In the records below, find each line containing the word "SIMPLAIN" and copy it.

(Items from an interface collection)
----------

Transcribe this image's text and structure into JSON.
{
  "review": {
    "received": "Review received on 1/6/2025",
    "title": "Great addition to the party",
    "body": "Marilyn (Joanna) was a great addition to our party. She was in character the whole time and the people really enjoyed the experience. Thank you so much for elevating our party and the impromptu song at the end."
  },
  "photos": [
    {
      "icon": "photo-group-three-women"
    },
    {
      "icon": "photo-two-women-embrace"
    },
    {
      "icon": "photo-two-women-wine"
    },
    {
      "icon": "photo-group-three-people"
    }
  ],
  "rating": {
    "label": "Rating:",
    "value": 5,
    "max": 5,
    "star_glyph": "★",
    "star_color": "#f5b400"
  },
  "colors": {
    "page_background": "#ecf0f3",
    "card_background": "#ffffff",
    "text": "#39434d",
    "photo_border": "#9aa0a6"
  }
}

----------

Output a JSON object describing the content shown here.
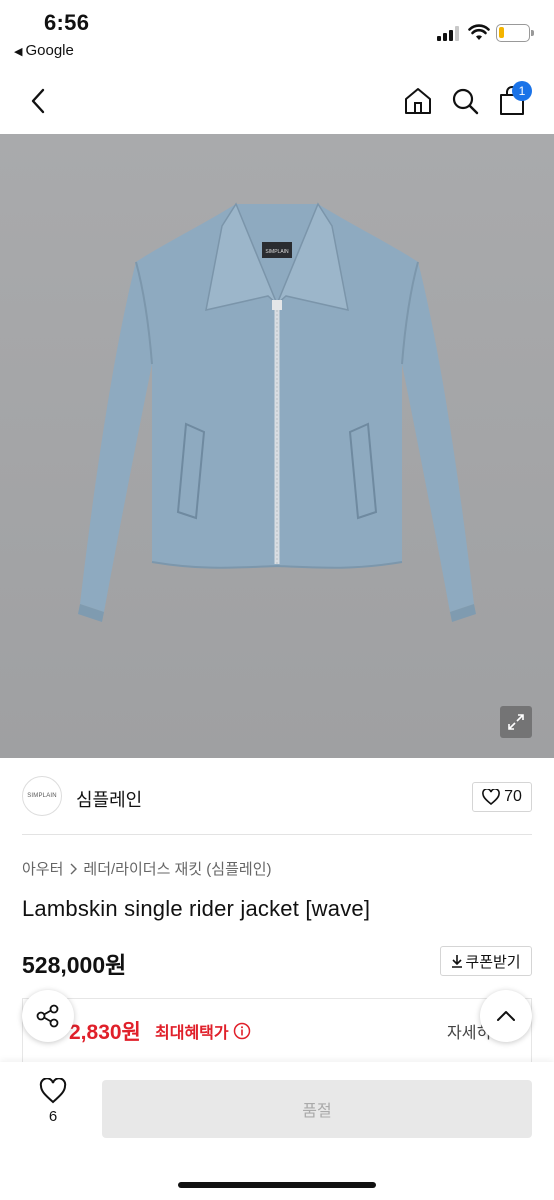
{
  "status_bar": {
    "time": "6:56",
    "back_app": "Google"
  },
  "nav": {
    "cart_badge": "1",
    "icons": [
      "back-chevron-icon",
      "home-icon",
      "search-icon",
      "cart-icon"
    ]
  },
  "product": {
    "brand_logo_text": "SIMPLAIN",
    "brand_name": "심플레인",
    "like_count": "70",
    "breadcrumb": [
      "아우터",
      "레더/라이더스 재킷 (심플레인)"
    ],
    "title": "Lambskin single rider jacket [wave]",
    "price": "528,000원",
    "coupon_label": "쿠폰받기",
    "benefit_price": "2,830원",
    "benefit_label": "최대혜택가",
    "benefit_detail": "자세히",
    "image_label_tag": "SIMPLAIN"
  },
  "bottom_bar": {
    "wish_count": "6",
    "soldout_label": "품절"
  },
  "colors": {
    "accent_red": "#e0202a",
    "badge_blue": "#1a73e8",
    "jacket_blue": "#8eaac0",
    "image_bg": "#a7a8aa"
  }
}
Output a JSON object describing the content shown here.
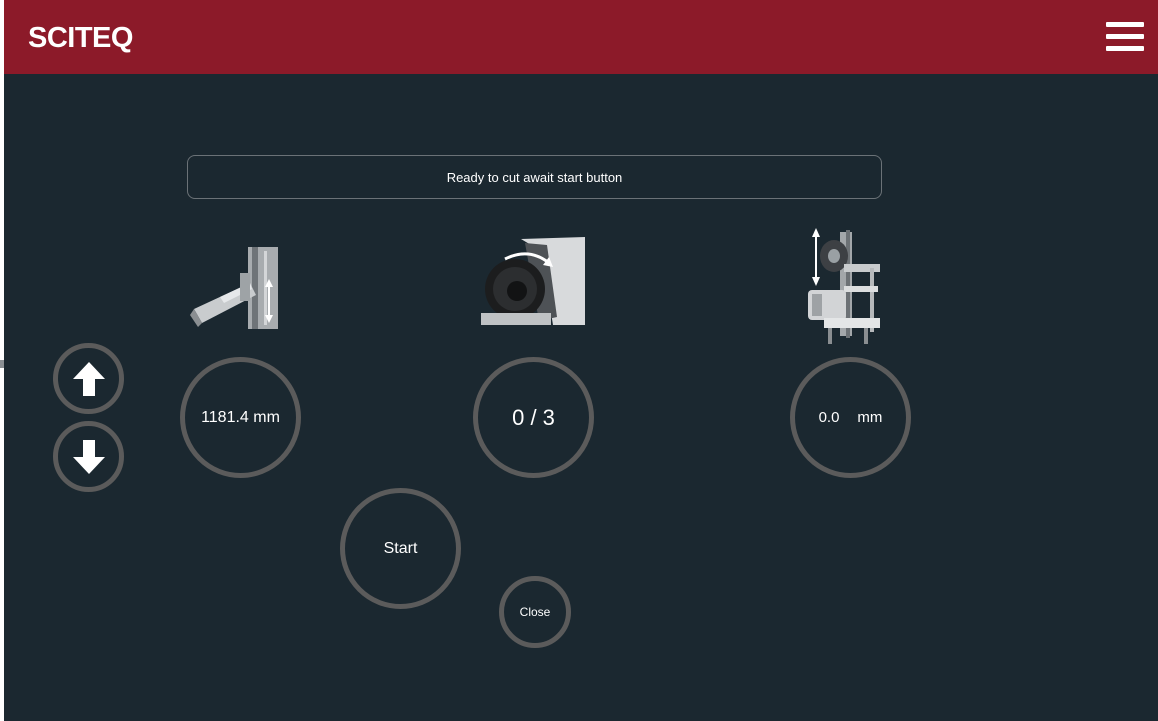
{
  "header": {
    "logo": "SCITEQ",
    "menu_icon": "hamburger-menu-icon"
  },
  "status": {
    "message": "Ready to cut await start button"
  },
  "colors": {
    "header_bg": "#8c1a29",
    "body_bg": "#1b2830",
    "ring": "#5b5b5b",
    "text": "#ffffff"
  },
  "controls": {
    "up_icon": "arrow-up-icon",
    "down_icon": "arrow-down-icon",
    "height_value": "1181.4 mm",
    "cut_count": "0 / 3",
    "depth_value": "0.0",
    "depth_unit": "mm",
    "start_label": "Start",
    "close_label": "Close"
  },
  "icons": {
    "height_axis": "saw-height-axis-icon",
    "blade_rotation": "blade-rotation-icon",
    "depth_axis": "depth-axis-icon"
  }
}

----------

▶ _Answer to the problem_:
    "brand_logo_text": "SIMPLAIN",
    "image_label_tag": "SIMPLAIN"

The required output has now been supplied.